Frustrated over al Qaeda's recognition as a global terror outfit, its chief Osama bin Laden wanted to change the name of the group to identify it more closely with Islam before he was killed by US special forces in Pakistan, the White House has said.
Washington: Frustrated over al Qaeda's recognition as a global terror outfit, its chief Osama bin Laden wanted to change the name of the group to identify it more closely with Islam before he was killed by US special forces in Pakistan, the White House has said.
"He (bin Laden) even contemplated, in those writings, changing the name of al Qaeda to try to more closely identify it with Islam," White House Press Secretary Josh Earnest said, referring to the treasure trove of information recovered from the Abbottabad hide out of the al Qaeda leader.
"He felt like that would be helpful to their flagging recruiting efforts. That is an indication that our efforts to be crystal-clear about what it is that we're fighting and what we're not has not just been successful, but actually frustrated the efforts of our enemies," Earnest said.
In the operation to recover and bring to justice bin Laden, US commandos also recovered a treasure trove of material from his residence where they were able to evaluate some of his ongoing communications and even some of his thinking about the state of al Qaeda, he said yesterday.
"And in those writings there is clear evidence that he (Laden) was frustrated that al Qaeda was being recognised and acknowledged and fought not as a religious organisation but as a terrorist group," he said.
Earnest said there is no question that radical ideologues around the globe have sought, and in some cases succeeded, in infiltrating some elements of the Muslim world to propagate their ideology and to try to distort that religion to justify their terrible acts of violence.

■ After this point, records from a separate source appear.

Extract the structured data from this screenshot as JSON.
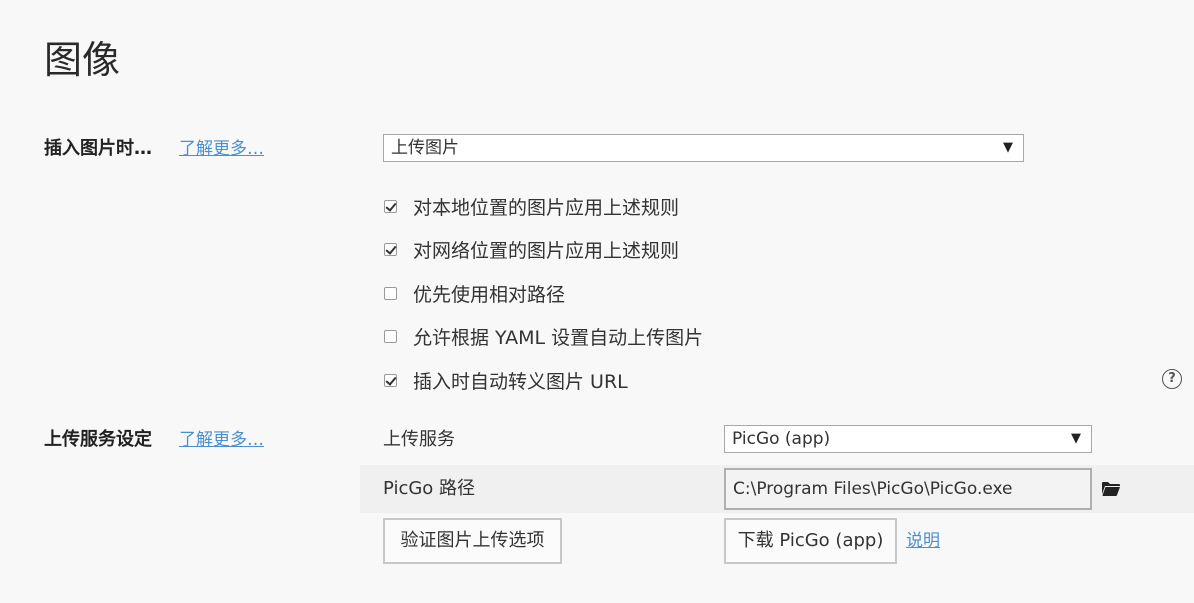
{
  "page": {
    "title": "图像"
  },
  "insert_section": {
    "label": "插入图片时…",
    "learn_more": "了解更多…",
    "action_select": {
      "value": "上传图片"
    },
    "options": [
      {
        "label": "对本地位置的图片应用上述规则",
        "checked": true
      },
      {
        "label": "对网络位置的图片应用上述规则",
        "checked": true
      },
      {
        "label": "优先使用相对路径",
        "checked": false
      },
      {
        "label": "允许根据 YAML 设置自动上传图片",
        "checked": false
      },
      {
        "label": "插入时自动转义图片 URL",
        "checked": true
      }
    ],
    "help_icon": "?"
  },
  "upload_section": {
    "label": "上传服务设定",
    "learn_more": "了解更多…",
    "service_label": "上传服务",
    "service_select": {
      "value": "PicGo (app)"
    },
    "path_label": "PicGo 路径",
    "path_value": "C:\\Program Files\\PicGo\\PicGo.exe",
    "verify_button": "验证图片上传选项",
    "download_button": "下载 PicGo (app)",
    "explain_link": "说明"
  },
  "icons": {
    "dropdown": "▼",
    "folder": "folder-icon",
    "help": "help-circle-icon"
  }
}
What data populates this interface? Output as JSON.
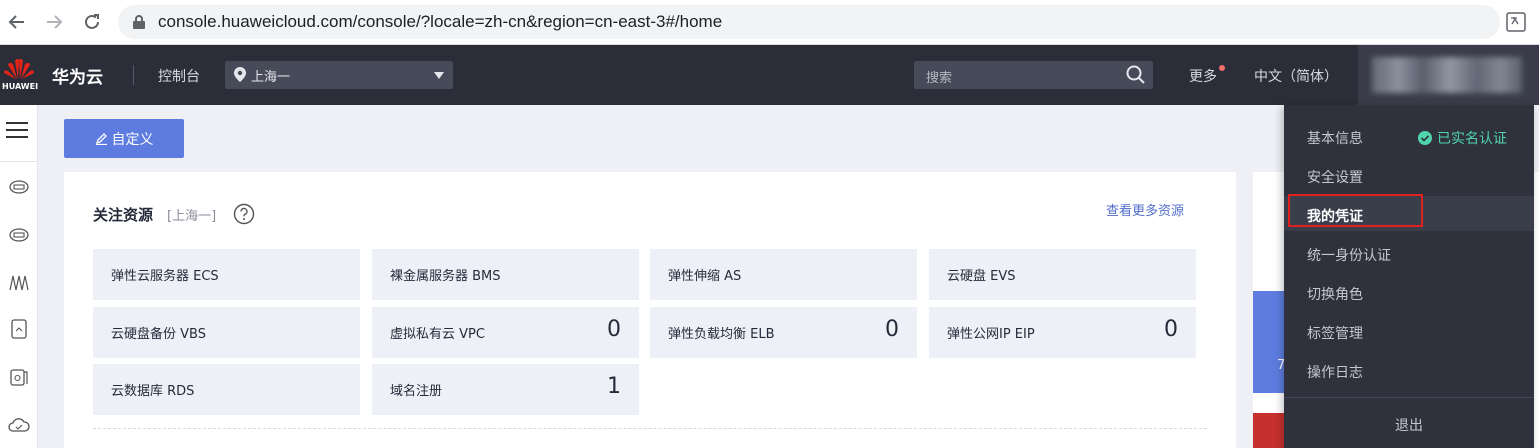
{
  "browser": {
    "url": "console.huaweicloud.com/console/?locale=zh-cn&region=cn-east-3#/home"
  },
  "topnav": {
    "logo_text": "HUAWEI",
    "brand": "华为云",
    "console": "控制台",
    "region": "上海一",
    "search_placeholder": "搜索",
    "more": "更多",
    "language": "中文（简体）"
  },
  "main": {
    "custom_button": "自定义",
    "card": {
      "title": "关注资源",
      "region_tag": "[上海一]",
      "more_link": "查看更多资源",
      "tiles": [
        {
          "name": "弹性云服务器 ECS",
          "count": ""
        },
        {
          "name": "裸金属服务器 BMS",
          "count": ""
        },
        {
          "name": "弹性伸缩 AS",
          "count": ""
        },
        {
          "name": "云硬盘 EVS",
          "count": ""
        },
        {
          "name": "云硬盘备份 VBS",
          "count": ""
        },
        {
          "name": "虚拟私有云 VPC",
          "count": "0"
        },
        {
          "name": "弹性负载均衡 ELB",
          "count": "0"
        },
        {
          "name": "弹性公网IP EIP",
          "count": "0"
        },
        {
          "name": "云数据库 RDS",
          "count": ""
        },
        {
          "name": "域名注册",
          "count": "1"
        }
      ]
    },
    "right_panel_partial": "7"
  },
  "dropdown": {
    "items": [
      "基本信息",
      "安全设置",
      "我的凭证",
      "统一身份认证",
      "切换角色",
      "标签管理",
      "操作日志"
    ],
    "verified": "已实名认证",
    "logout": "退出"
  },
  "colors": {
    "nav_bg": "#2b2d38",
    "accent": "#5e7ce0",
    "verified": "#50d4ab",
    "highlight": "#e02020"
  }
}
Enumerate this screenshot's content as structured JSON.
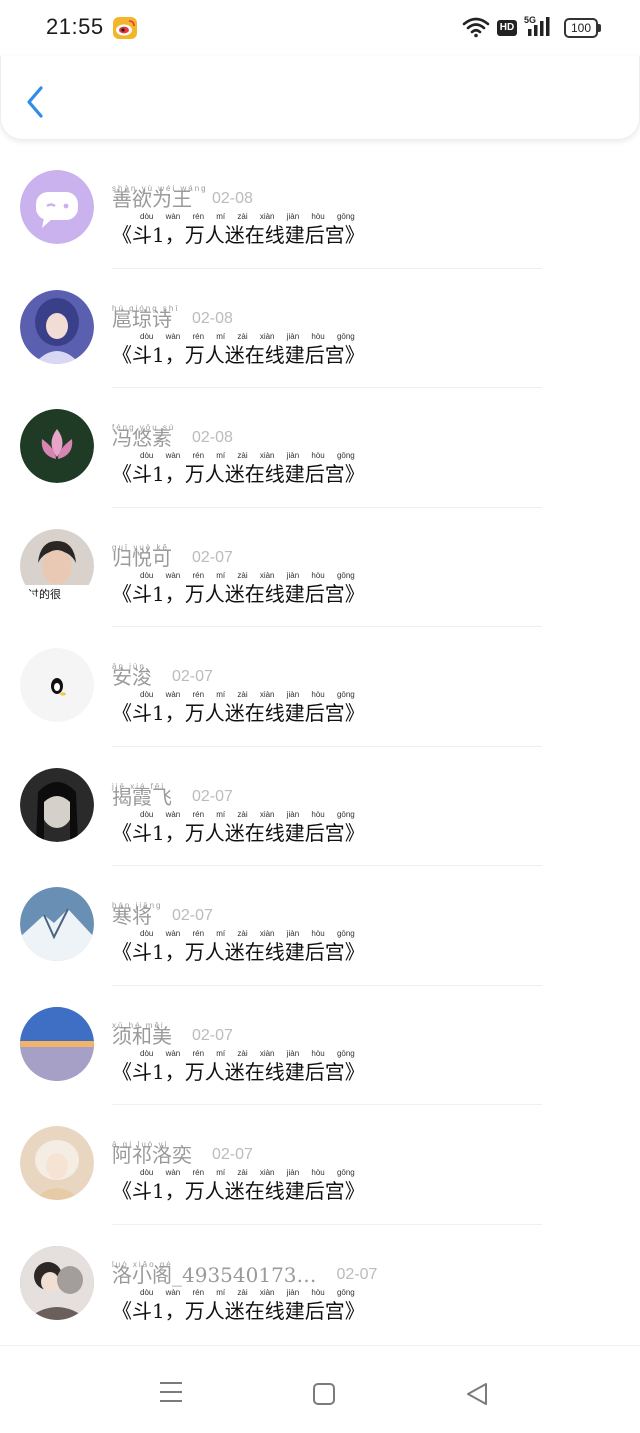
{
  "status_bar": {
    "time": "21:55",
    "hd": "HD",
    "network": "5G",
    "battery": "100"
  },
  "items": [
    {
      "pinyin": "shàn yù wéi wáng",
      "name": "善欲为王",
      "date": "02-08",
      "avatar_color": "#c9b2ee"
    },
    {
      "pinyin": "hú qióng shī",
      "name": "扈琼诗",
      "date": "02-08",
      "avatar_color": "#5a5fb0"
    },
    {
      "pinyin": "féng yōu sù",
      "name": "冯悠素",
      "date": "02-08",
      "avatar_color": "#1f3b26"
    },
    {
      "pinyin": "guī yuè kě",
      "name": "归悦可",
      "date": "02-07",
      "avatar_color": "#d9d2cc"
    },
    {
      "pinyin": "ān jùn",
      "name": "安浚",
      "date": "02-07",
      "avatar_color": "#f5f5f5"
    },
    {
      "pinyin": "jiē xiá fēi",
      "name": "揭霞飞",
      "date": "02-07",
      "avatar_color": "#2a2a2a"
    },
    {
      "pinyin": "hán jiāng",
      "name": "寒将",
      "date": "02-07",
      "avatar_color": "#6a8fb4"
    },
    {
      "pinyin": "xū hé měi",
      "name": "须和美",
      "date": "02-07",
      "avatar_color": "#5b73b8"
    },
    {
      "pinyin": "ā qí luò yì",
      "name": "阿祁洛奕",
      "date": "02-07",
      "avatar_color": "#e8d6c0"
    },
    {
      "pinyin": "luò xiǎo gé",
      "name": "洛小阁_493540173…",
      "date": "02-07",
      "avatar_color": "#7d7370"
    }
  ],
  "message": {
    "pinyin": "dòu wàn rén mí zài xiàn jiàn hòu gōng",
    "text": "《斗1，万人迷在线建后宫》"
  },
  "avatar_badge_text": "过的很"
}
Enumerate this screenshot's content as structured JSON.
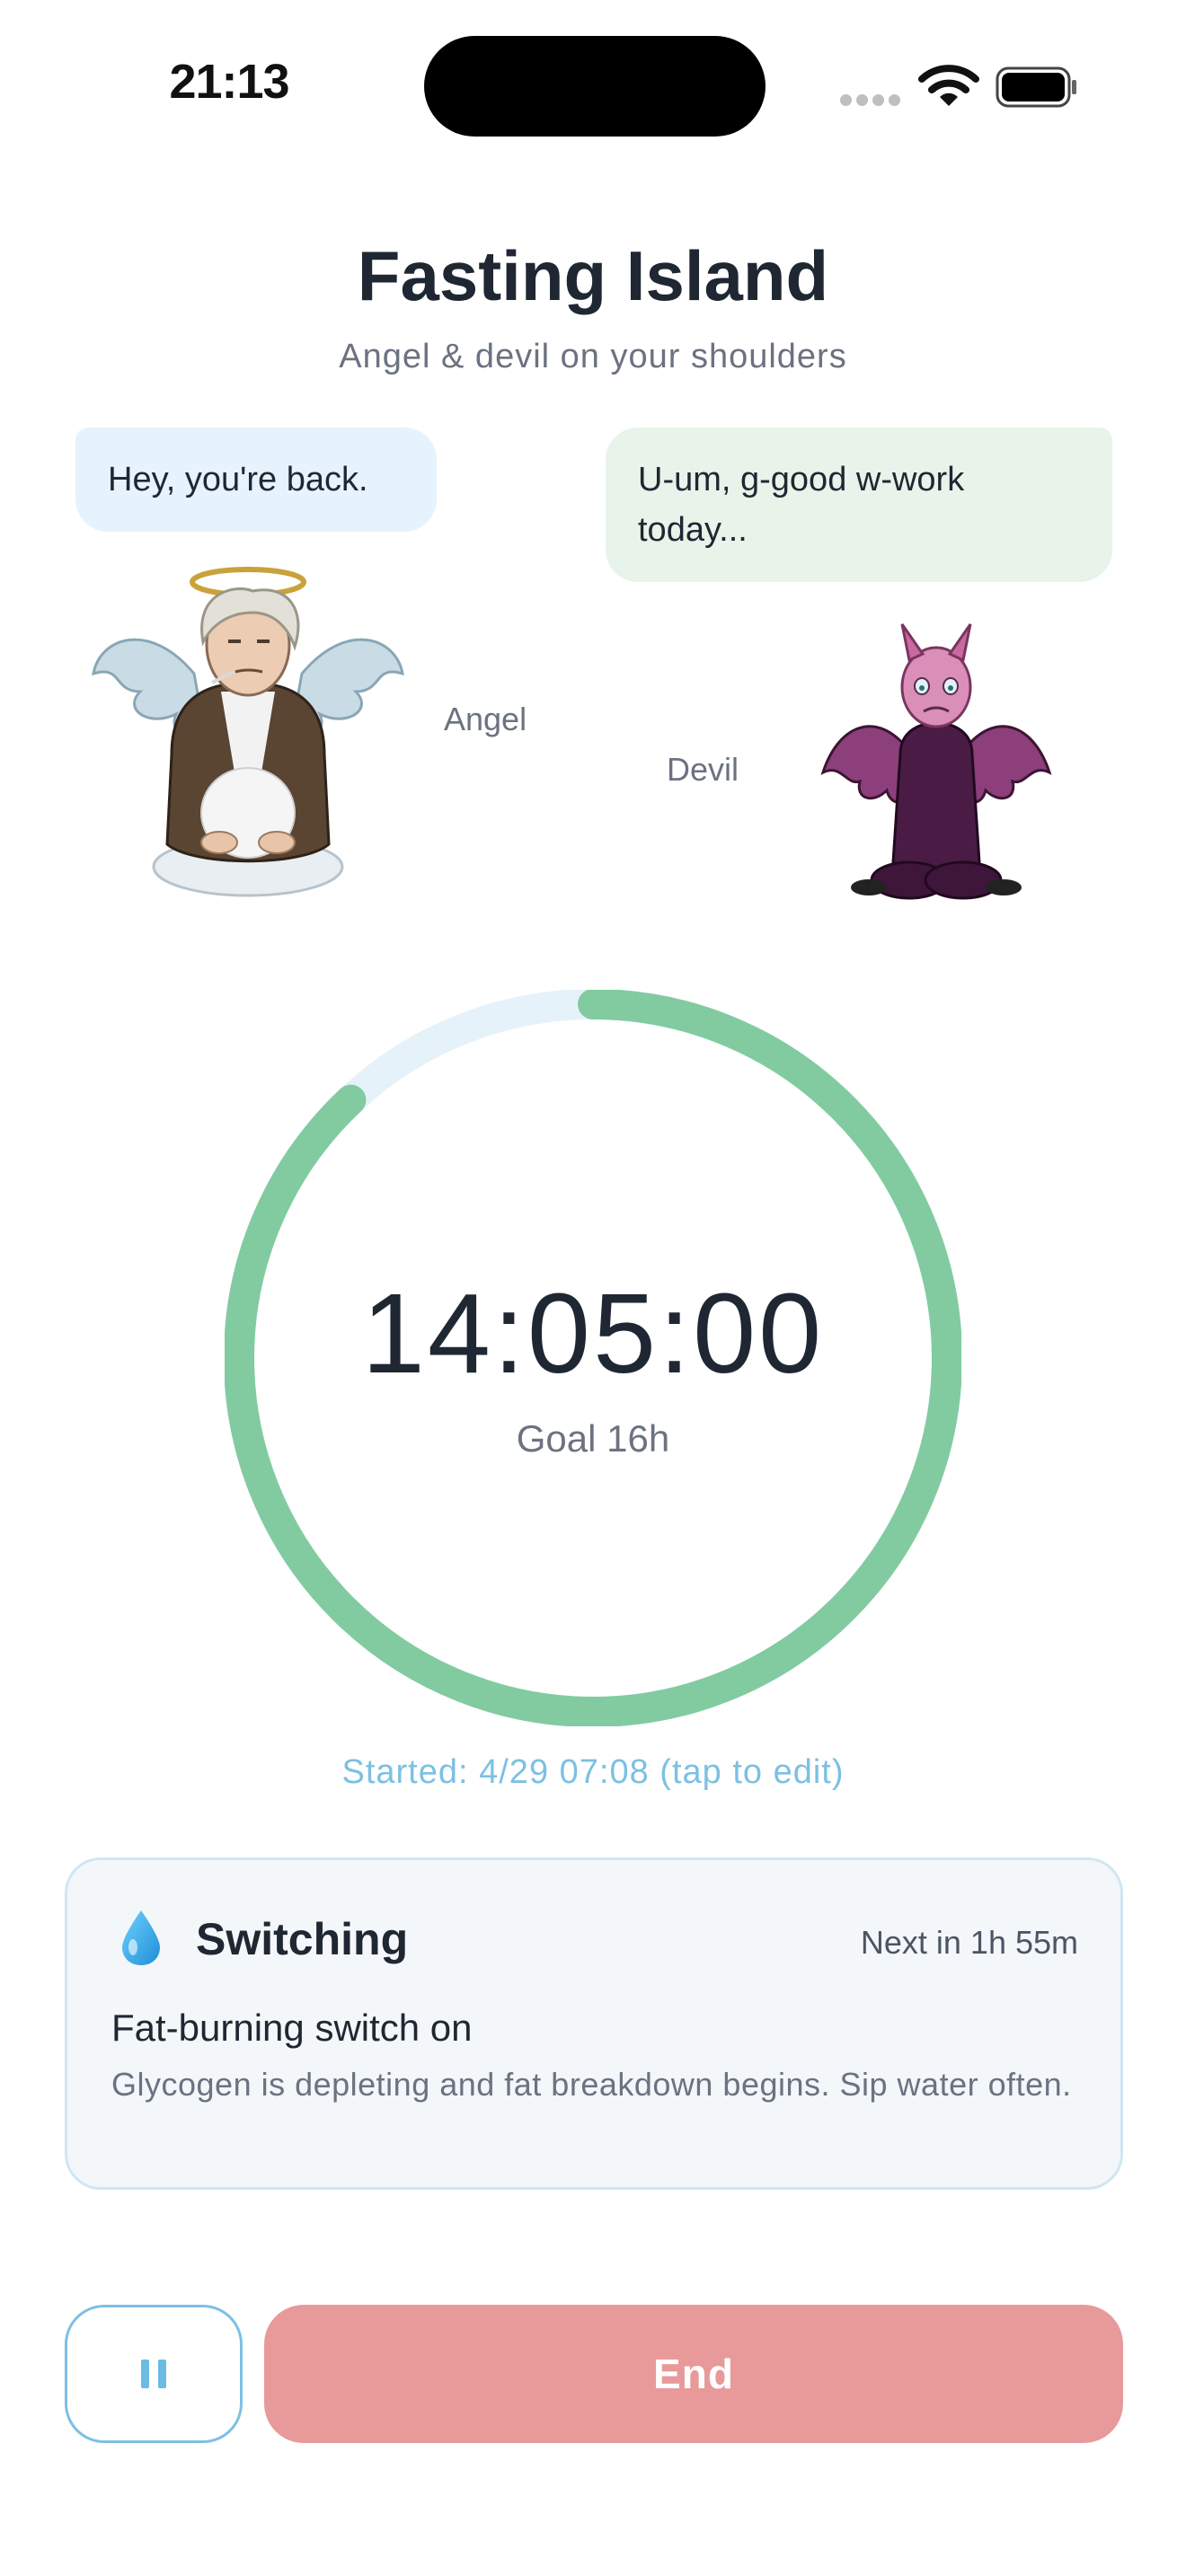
{
  "status_bar": {
    "time": "21:13",
    "icons": [
      "signal-dots-icon",
      "wifi-icon",
      "battery-icon"
    ]
  },
  "header": {
    "title": "Fasting Island",
    "subtitle": "Angel & devil on your shoulders"
  },
  "characters": {
    "angel": {
      "label": "Angel",
      "speech": "Hey, you're back.",
      "bubble_color": "#e6f3fc"
    },
    "devil": {
      "label": "Devil",
      "speech": "U-um, g-good w-work today...",
      "bubble_color": "#e8f4ea"
    }
  },
  "timer": {
    "elapsed": "14:05:00",
    "goal_label": "Goal 16h",
    "progress_fraction": 0.88,
    "started_text": "Started: 4/29 07:08 (tap to edit)"
  },
  "phase": {
    "icon": "water-drop-icon",
    "name": "Switching",
    "next": "Next in 1h 55m",
    "headline": "Fat-burning switch on",
    "description": "Glycogen is depleting and fat breakdown begins. Sip water often."
  },
  "actions": {
    "pause_icon": "pause-icon",
    "end_label": "End"
  },
  "colors": {
    "progress": "#82cba0",
    "track": "#e6f2fa",
    "accent": "#7cc0e4",
    "end_button": "#e89a9a",
    "text_primary": "#1f2733",
    "text_secondary": "#6b7280"
  }
}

"At the same time they would love nothing more than for the US or the West to engage in a religious war with them. But the fact of the matter is, that is not what this is. This is not a religious war. This is not a war on Islam. And those individuals do not represent Islam; the leaders of Islam say as much. And there are a variety of ways that we can assess this," Earnest said.
The founder and head of al Qaeda, Osama was killed in Pakistan's Bilal Town in Abbottabad on May 2, 2011 by US Navy SEALs of the US Naval Special Warfare Development Group. The operation was carried out in a Central Intelligence Agency-led operation.